All of the characters were genuine, including the supporting roles of her family members. They were very believable and I felt real emotion toward them. I especially felt the disappointment Isabelle had in her father, who wasn't able to stand up to his wife, but ultimately supported his daughter the only way he knew how. I was so angry that so many secrets were kept and how much Isabelle lost out on. It stung my heart.  Though Isabelle's story was the highlight for me, I appreciated how Dorrie learned from Isabelle's experiences and was eventually able to let her guard down and allow herself the possibility for something wonderful in her own life.

The story was very well paced and the transitions between present day to the past were well thought out and enabled Dorrie's story to be told simultaneously as their road trip continued.  I felt like I was riding in the car with them.  The ending, although, not at all a surprise to me, was lovely and perfect for this story. I'll admit, I shed a few tears. This was such a quick read for me. I hated when I had to stop reading for whatever reason. I was always anxious to get back to it. Because of the many discussion points this book has, it would make a terrific pick for any book club.


Now is your chance to win a copy of this wonderful debut novel for yourself. St. Martin's Press is graciously giving away 10 copies! Simply stop by the She Reads Blog and leave a comment and include your email address. It's that easy! (Comments must be left on She Reads Blog. (Any comments left on this post DO NOT count as entries in the drawing).  A winner will be drawn this Friday, February 8th. Since the book hasn't even been released yet, you could be one of the first to read it!

I would like to thank She Reads for choosing such a wonderful book for our February selection. Please stop by the She Reads blog for many other reviews of this most deserving debut novel that will be released on February 13th.
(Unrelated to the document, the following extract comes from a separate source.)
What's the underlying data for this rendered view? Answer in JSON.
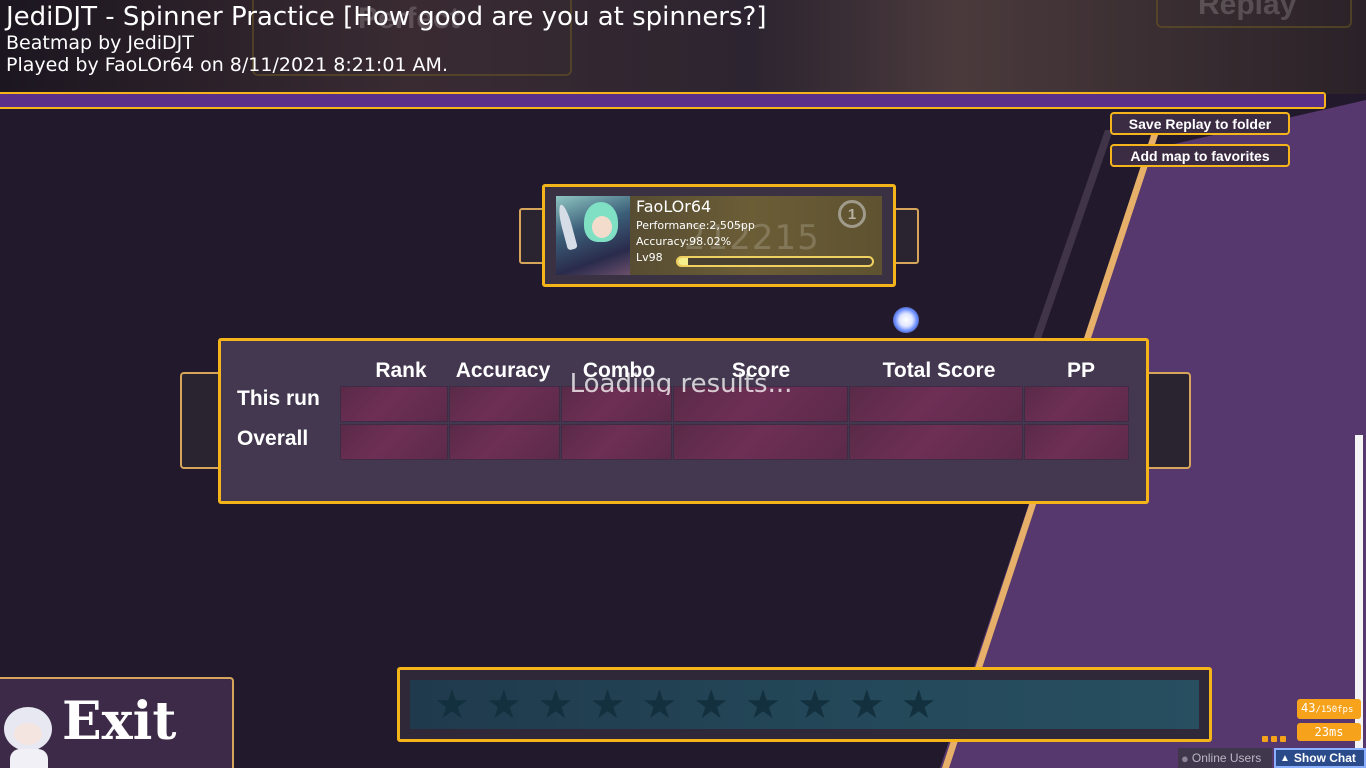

Author: Julie Kibler (website)
Publisher: St. Martin's Press
Release Date: February 13, 2013
Pages: 336 pp